#### Extracted information
=== Section Start ===
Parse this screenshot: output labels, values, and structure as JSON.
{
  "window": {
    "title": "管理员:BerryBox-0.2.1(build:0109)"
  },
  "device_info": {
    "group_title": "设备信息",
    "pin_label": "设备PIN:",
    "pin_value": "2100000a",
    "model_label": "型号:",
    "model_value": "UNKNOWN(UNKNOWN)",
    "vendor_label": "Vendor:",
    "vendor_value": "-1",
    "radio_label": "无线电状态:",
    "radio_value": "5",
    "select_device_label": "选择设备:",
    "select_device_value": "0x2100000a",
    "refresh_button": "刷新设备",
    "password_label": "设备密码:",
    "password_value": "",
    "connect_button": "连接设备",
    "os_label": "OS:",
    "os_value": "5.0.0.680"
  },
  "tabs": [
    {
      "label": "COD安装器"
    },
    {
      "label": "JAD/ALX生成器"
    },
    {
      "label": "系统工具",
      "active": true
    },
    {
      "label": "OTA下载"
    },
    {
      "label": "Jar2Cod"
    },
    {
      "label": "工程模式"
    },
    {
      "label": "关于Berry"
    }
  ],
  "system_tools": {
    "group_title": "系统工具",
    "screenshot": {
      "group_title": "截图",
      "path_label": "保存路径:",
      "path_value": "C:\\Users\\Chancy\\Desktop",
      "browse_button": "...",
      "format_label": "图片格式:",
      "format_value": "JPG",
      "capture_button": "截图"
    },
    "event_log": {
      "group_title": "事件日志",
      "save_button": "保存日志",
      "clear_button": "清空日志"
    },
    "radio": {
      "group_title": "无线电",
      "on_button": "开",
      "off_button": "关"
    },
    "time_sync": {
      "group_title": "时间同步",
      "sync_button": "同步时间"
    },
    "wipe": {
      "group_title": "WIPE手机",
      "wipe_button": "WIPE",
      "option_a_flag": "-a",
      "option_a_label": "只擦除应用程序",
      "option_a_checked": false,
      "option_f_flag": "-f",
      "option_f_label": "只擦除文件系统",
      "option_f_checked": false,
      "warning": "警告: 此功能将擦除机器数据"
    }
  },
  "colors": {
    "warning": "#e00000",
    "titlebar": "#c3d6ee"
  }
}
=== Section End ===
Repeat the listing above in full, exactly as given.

Parse this screenshot: output labels, values, and structure as JSON.
{
  "window": {
    "title": "管理员:BerryBox-0.2.1(build:0109)"
  },
  "device_info": {
    "group_title": "设备信息",
    "pin_label": "设备PIN:",
    "pin_value": "2100000a",
    "model_label": "型号:",
    "model_value": "UNKNOWN(UNKNOWN)",
    "vendor_label": "Vendor:",
    "vendor_value": "-1",
    "radio_label": "无线电状态:",
    "radio_value": "5",
    "select_device_label": "选择设备:",
    "select_device_value": "0x2100000a",
    "refresh_button": "刷新设备",
    "password_label": "设备密码:",
    "password_value": "",
    "connect_button": "连接设备",
    "os_label": "OS:",
    "os_value": "5.0.0.680"
  },
  "tabs": [
    {
      "label": "COD安装器"
    },
    {
      "label": "JAD/ALX生成器"
    },
    {
      "label": "系统工具",
      "active": true
    },
    {
      "label": "OTA下载"
    },
    {
      "label": "Jar2Cod"
    },
    {
      "label": "工程模式"
    },
    {
      "label": "关于Berry"
    }
  ],
  "system_tools": {
    "group_title": "系统工具",
    "screenshot": {
      "group_title": "截图",
      "path_label": "保存路径:",
      "path_value": "C:\\Users\\Chancy\\Desktop",
      "browse_button": "...",
      "format_label": "图片格式:",
      "format_value": "JPG",
      "capture_button": "截图"
    },
    "event_log": {
      "group_title": "事件日志",
      "save_button": "保存日志",
      "clear_button": "清空日志"
    },
    "radio": {
      "group_title": "无线电",
      "on_button": "开",
      "off_button": "关"
    },
    "time_sync": {
      "group_title": "时间同步",
      "sync_button": "同步时间"
    },
    "wipe": {
      "group_title": "WIPE手机",
      "wipe_button": "WIPE",
      "option_a_flag": "-a",
      "option_a_label": "只擦除应用程序",
      "option_a_checked": false,
      "option_f_flag": "-f",
      "option_f_label": "只擦除文件系统",
      "option_f_checked": false,
      "warning": "警告: 此功能将擦除机器数据"
    }
  },
  "colors": {
    "warning": "#e00000",
    "titlebar": "#c3d6ee"
  }
}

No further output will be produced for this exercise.